Senior Israeli officials have indicated that the Jewish state is gearing up for a major “war with Lebanon,” according to sources close to the Israeli government.
The Israeli military has reportedly deployed missile defense systems to the northern part of the country, which sits near Lebanon, and has ordered all civilian aircraft to evacuate Haifa airport, the Jewish state’s northernmost air hub.
Senior Israeli officials have warned of an impending conflict in closed-door meetings in Washington, D.C., sources said.
A senior member of Iran’s parliament on Saturday vowed that no amount of offensive or defensive capabilities will save Israel from destruction at the hands of its Muslim neighbors.
The lawmaker stated that the Muslim nations of the Middle East remain resolved to destroy the Jewish state, and will eventually succeed.
In service to that ultimate goal, Iran is looking to ensure Syria remains a base for hostility, if not open warfare, against Israel. There is some fear that the regime of dictator Bashar Assad could lose its civil war with Sunni Muslim rebel forces, and so Iran and its Shiite Hezbollah allies in Lebanon are reportedly busy establishing a network of militias in Syria.
The more likely danger from any Israeli escalation, as Badran points out, is that Hezbollah could once again drag Lebanon into another war. Here it’s worth noting that when Golan gave his interview, he said there was no sign of movement of hardware—specifically, “long-range missiles and advanced rockets, unmanned aerial drones, surface-to-air missiles, sophisticated underwater projectiles, and, above all else, the world’s largest stockpile of chemical weapons”—into the hands of Hezbollah, though he warned that the group had “all the reasons in the world to procure advanced weapons at bargain prices.” If a weapons convoy bound for Lebanon was indeed the target of last week’s strike, the odds of further conflict in that country could well be increasing.
Israel is keeping a close eye on Syria and will act if it sees any indication that weapons are being transferred to Hezbollah, military experts said in an interview published Saturday.
A reported Israeli attack on a Syrian weapons convoy could be only the first volley in a series of upcoming strikes against Damascus and Hezbollah should the embattled regime try to transfer weapons to the Lebanese terror group, former Military Intelligence head Amos Yadlin told the Washington Post.

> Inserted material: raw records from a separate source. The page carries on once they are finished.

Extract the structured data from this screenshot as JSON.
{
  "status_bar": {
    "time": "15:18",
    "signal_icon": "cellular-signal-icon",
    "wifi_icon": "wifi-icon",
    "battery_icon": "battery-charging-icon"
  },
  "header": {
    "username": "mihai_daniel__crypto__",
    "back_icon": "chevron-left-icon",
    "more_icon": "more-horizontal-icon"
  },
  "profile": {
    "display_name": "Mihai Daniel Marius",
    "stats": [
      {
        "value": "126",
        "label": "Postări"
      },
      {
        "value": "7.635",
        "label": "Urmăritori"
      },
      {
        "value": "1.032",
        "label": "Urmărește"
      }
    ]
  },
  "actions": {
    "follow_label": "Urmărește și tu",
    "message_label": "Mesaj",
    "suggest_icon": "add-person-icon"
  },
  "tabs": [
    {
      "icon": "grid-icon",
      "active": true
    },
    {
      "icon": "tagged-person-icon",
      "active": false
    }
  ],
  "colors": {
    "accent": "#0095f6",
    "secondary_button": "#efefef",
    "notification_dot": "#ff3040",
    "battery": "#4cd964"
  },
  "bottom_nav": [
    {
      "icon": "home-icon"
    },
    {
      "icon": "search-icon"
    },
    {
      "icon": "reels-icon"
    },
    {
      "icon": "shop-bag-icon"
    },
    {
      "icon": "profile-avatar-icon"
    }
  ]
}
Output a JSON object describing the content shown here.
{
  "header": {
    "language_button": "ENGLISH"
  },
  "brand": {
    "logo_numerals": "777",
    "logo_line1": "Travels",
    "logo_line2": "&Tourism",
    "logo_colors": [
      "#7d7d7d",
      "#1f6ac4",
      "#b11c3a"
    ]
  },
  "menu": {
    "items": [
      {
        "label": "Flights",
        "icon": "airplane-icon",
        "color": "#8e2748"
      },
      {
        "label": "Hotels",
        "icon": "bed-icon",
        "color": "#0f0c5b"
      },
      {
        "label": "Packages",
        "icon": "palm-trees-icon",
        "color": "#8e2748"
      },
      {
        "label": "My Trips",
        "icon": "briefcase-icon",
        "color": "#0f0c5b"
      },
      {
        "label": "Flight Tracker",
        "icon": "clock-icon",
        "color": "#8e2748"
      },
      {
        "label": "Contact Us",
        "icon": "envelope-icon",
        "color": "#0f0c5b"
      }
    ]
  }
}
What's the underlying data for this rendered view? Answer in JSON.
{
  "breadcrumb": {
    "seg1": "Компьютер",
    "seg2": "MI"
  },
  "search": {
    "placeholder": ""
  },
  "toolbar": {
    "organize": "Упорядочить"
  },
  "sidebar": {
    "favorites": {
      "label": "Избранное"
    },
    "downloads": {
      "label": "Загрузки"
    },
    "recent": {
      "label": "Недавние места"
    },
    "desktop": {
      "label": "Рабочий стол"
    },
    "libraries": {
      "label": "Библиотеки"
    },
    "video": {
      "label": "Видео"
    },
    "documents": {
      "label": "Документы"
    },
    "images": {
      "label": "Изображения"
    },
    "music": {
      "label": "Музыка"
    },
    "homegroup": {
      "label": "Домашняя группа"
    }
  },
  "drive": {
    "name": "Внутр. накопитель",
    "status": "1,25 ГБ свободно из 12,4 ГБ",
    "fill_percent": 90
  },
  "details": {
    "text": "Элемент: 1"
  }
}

“Any time Israel will have reliable intelligence that this is going to be transferred from Syria to Lebanon, it will act,” the paper reported Yadlin saying.